In-app notification

Mockup of the in-app notification system.

Design System

The first order of business was to generate tools to enable the entire team. The design system would serve us all as the source of truth to keep visual and language consistency. Out-of-date Sketch files were available, which I used to rebuild the system in Figma, and with the assistance of developers I could bring the system also up to date.

The Product Owner would have visibility, drafting tools to play, and solid references to approach developers or stakeholders. Developers and QA would have documentation and a source of truth. I would have tools to create high-fidelity designs and provide brand governance.

Component library from audibene

The system helped us keep track of components evolution over time. Taking into account that the maintenance relied solely on me, and we pursued a simple solution for all of us to use, we agreed on a versioning system per file and not per component.

After not having designers for an extended period of time, the team wanted to put special focus on having documentation, open files, multiple references; in summary having memory for posterity. The name of the game was future-proofing.

File versioning example

Current files were marked with green release number. Old files were marked with a grey release number, with an [Archive] prefix, and stored in an Archive folder.

Contacts design detailing

Accessibility and branding

Font sizes audit

Font size

I was aware that a big number of our customers had also some kind of eyesight problem and we needed to know if we were supporting them correctly. In our New Relic dashboards I found the percentage of customers using custom font sizes.

Guided by these percentages, I took screenshots of every single app screen in the most used custom font sizes. The goal was to find where the threshhold for diminishing returns of bigger font sizes was. The screenshots were placed on a figma file, color coded by the level of impact on the interface, and annotations with suggestions on how to fix the issues added.

Together with the developers we explored different solutions, and generated font-size guidelines.
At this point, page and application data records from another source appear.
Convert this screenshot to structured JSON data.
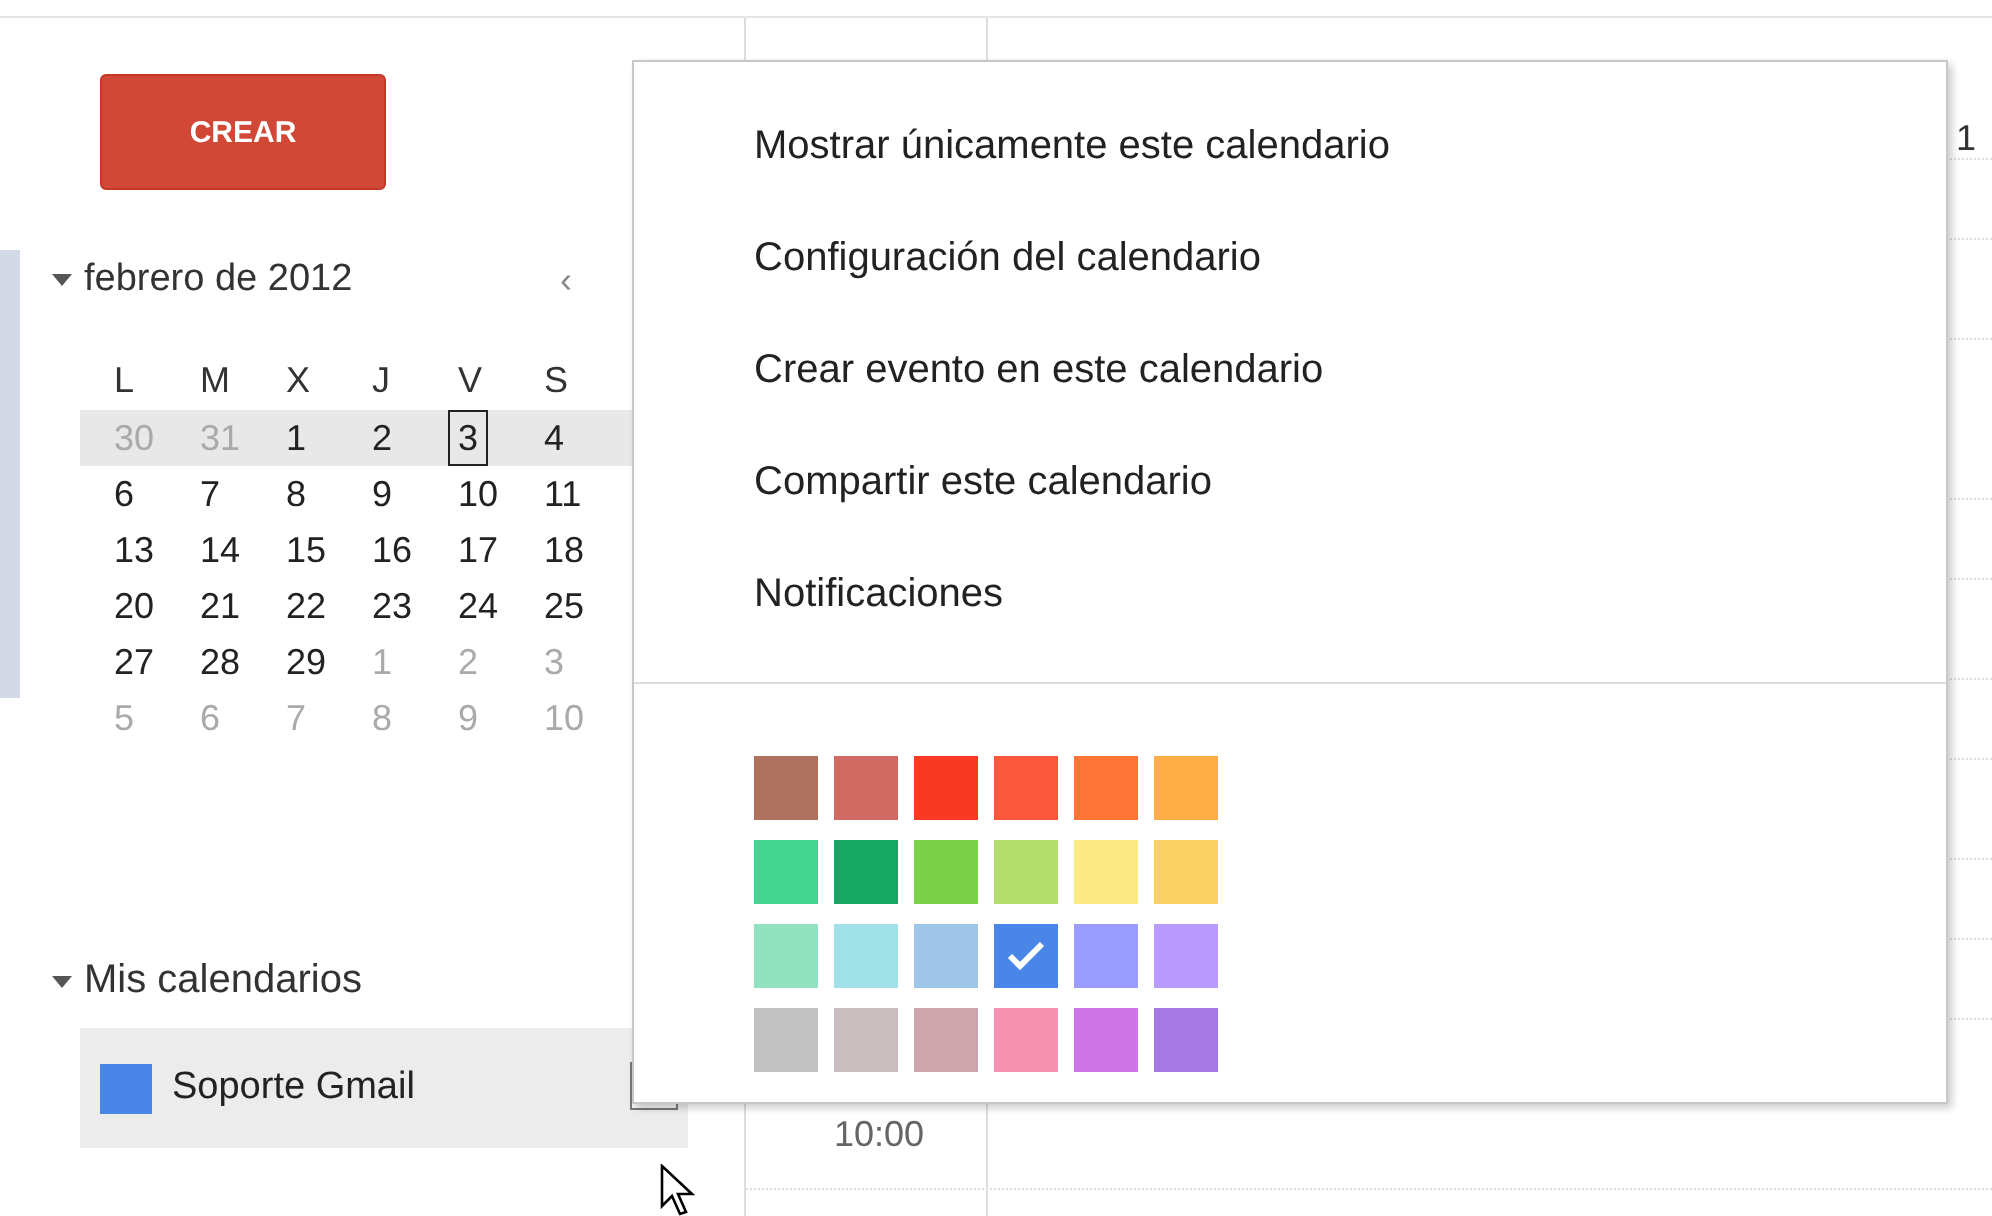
{
  "create_button": {
    "label": "CREAR"
  },
  "mini_calendar": {
    "title": "febrero de 2012",
    "expanded": true,
    "prev": "‹",
    "weekdays": [
      "L",
      "M",
      "X",
      "J",
      "V",
      "S"
    ],
    "weeks": [
      {
        "highlighted": true,
        "days": [
          {
            "label": "30",
            "muted": true,
            "selected": false
          },
          {
            "label": "31",
            "muted": true,
            "selected": false
          },
          {
            "label": "1",
            "muted": false,
            "selected": false
          },
          {
            "label": "2",
            "muted": false,
            "selected": false
          },
          {
            "label": "3",
            "muted": false,
            "selected": true
          },
          {
            "label": "4",
            "muted": false,
            "selected": false
          }
        ]
      },
      {
        "highlighted": false,
        "days": [
          {
            "label": "6",
            "muted": false,
            "selected": false
          },
          {
            "label": "7",
            "muted": false,
            "selected": false
          },
          {
            "label": "8",
            "muted": false,
            "selected": false
          },
          {
            "label": "9",
            "muted": false,
            "selected": false
          },
          {
            "label": "10",
            "muted": false,
            "selected": false
          },
          {
            "label": "11",
            "muted": false,
            "selected": false
          }
        ]
      },
      {
        "highlighted": false,
        "days": [
          {
            "label": "13",
            "muted": false,
            "selected": false
          },
          {
            "label": "14",
            "muted": false,
            "selected": false
          },
          {
            "label": "15",
            "muted": false,
            "selected": false
          },
          {
            "label": "16",
            "muted": false,
            "selected": false
          },
          {
            "label": "17",
            "muted": false,
            "selected": false
          },
          {
            "label": "18",
            "muted": false,
            "selected": false
          }
        ]
      },
      {
        "highlighted": false,
        "days": [
          {
            "label": "20",
            "muted": false,
            "selected": false
          },
          {
            "label": "21",
            "muted": false,
            "selected": false
          },
          {
            "label": "22",
            "muted": false,
            "selected": false
          },
          {
            "label": "23",
            "muted": false,
            "selected": false
          },
          {
            "label": "24",
            "muted": false,
            "selected": false
          },
          {
            "label": "25",
            "muted": false,
            "selected": false
          }
        ]
      },
      {
        "highlighted": false,
        "days": [
          {
            "label": "27",
            "muted": false,
            "selected": false
          },
          {
            "label": "28",
            "muted": false,
            "selected": false
          },
          {
            "label": "29",
            "muted": false,
            "selected": false
          },
          {
            "label": "1",
            "muted": true,
            "selected": false
          },
          {
            "label": "2",
            "muted": true,
            "selected": false
          },
          {
            "label": "3",
            "muted": true,
            "selected": false
          }
        ]
      },
      {
        "highlighted": false,
        "days": [
          {
            "label": "5",
            "muted": true,
            "selected": false
          },
          {
            "label": "6",
            "muted": true,
            "selected": false
          },
          {
            "label": "7",
            "muted": true,
            "selected": false
          },
          {
            "label": "8",
            "muted": true,
            "selected": false
          },
          {
            "label": "9",
            "muted": true,
            "selected": false
          },
          {
            "label": "10",
            "muted": true,
            "selected": false
          }
        ]
      }
    ]
  },
  "my_calendars": {
    "title": "Mis calendarios",
    "expanded": true,
    "items": [
      {
        "name": "Soporte Gmail",
        "color": "#4986e7"
      }
    ]
  },
  "day_view": {
    "header_fragment": "1",
    "time": "10:00"
  },
  "context_menu": {
    "items": [
      "Mostrar únicamente este calendario",
      "Configuración del calendario",
      "Crear evento en este calendario",
      "Compartir este calendario",
      "Notificaciones"
    ],
    "swatch_rows": [
      [
        {
          "color": "#ac725e",
          "selected": false
        },
        {
          "color": "#d06b64",
          "selected": false
        },
        {
          "color": "#f83a22",
          "selected": false
        },
        {
          "color": "#fa573c",
          "selected": false
        },
        {
          "color": "#ff7537",
          "selected": false
        },
        {
          "color": "#ffad46",
          "selected": false
        }
      ],
      [
        {
          "color": "#42d692",
          "selected": false
        },
        {
          "color": "#16a765",
          "selected": false
        },
        {
          "color": "#7bd148",
          "selected": false
        },
        {
          "color": "#b3dc6c",
          "selected": false
        },
        {
          "color": "#fbe983",
          "selected": false
        },
        {
          "color": "#fad165",
          "selected": false
        }
      ],
      [
        {
          "color": "#92e1c0",
          "selected": false
        },
        {
          "color": "#9fe1e7",
          "selected": false
        },
        {
          "color": "#9fc6e7",
          "selected": false
        },
        {
          "color": "#4986e7",
          "selected": true
        },
        {
          "color": "#9a9cff",
          "selected": false
        },
        {
          "color": "#b99aff",
          "selected": false
        }
      ],
      [
        {
          "color": "#c2c2c2",
          "selected": false
        },
        {
          "color": "#cabdbf",
          "selected": false
        },
        {
          "color": "#cca6ac",
          "selected": false
        },
        {
          "color": "#f691b2",
          "selected": false
        },
        {
          "color": "#cd74e6",
          "selected": false
        },
        {
          "color": "#a47ae2",
          "selected": false
        }
      ]
    ]
  }
}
They would use these guidelines to limit the size to which texts in the app were allowed to increase.

I also created high-fidelity mockups for some of the edge cases that the guidelines did not fully cover.

Before and after updating the a11y font size standards
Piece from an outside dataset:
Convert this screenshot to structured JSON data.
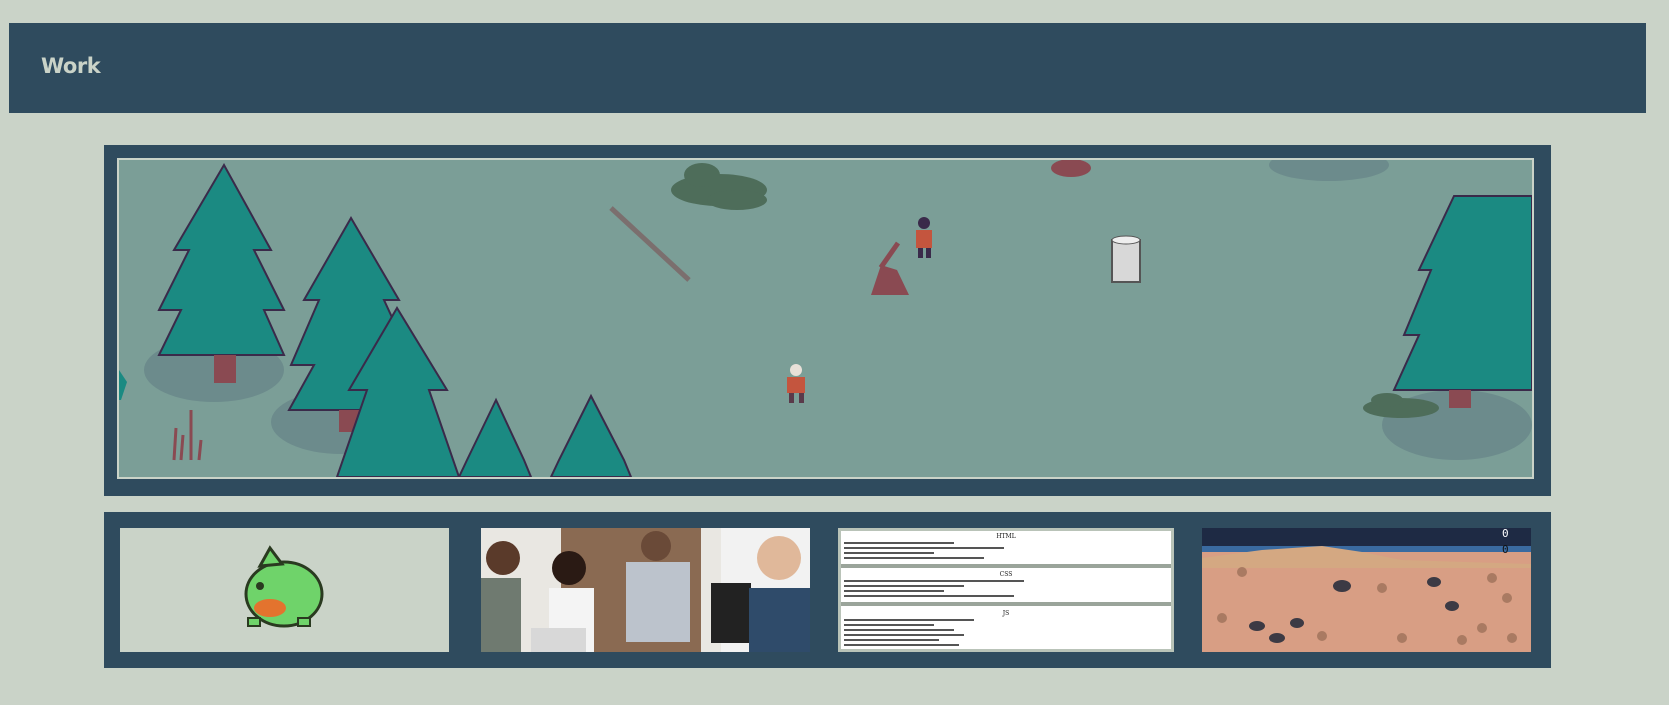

Before and after comparsion of the chat screen with the font size adjusment for an A11Y friendly design.

Color palette update info card

Color palette

The accessibility updates also included modifications to the color palette, as dark mode was not yet fully optimized. Moreover, as audibene underwent a redesign in 2020 and the tech teams were still utilizing outdated brand standards, brand updates were also necessary.

For these updates we had sessions with the developers where we looked at the current colors roles and discussed which to update, as well as doing a clean up of unused colors. I then set out to explore color combinations that were brand and WCAG compliant. In the end I delivered a new color palette with updated roles and a set of comparison screens for the developers and QA to use as a guide.

Above a guide card with the main changes for dark more and a set of comparisons.

Hearing coach dark mode

UI Design

for hearing care mobile apps

These are some of the design initiatives I led as the product designer for the app development team at audibene. As the only designer in a team that had not had a designer in over a year and a half, there was a lot of groundwork needed for a succesful re-integration of design in the product development process.

Our iOS and Android applications were developed in-house by a multidisciplinary team, and offered to audibene customers.

The app offered a chat, troubleshooting, and a hearing wearing tracker, among other features for customers aged 60+ in the U.S.A, Canada, and several European countries.

Product Design
Design System
Interface Design
WCAG Standards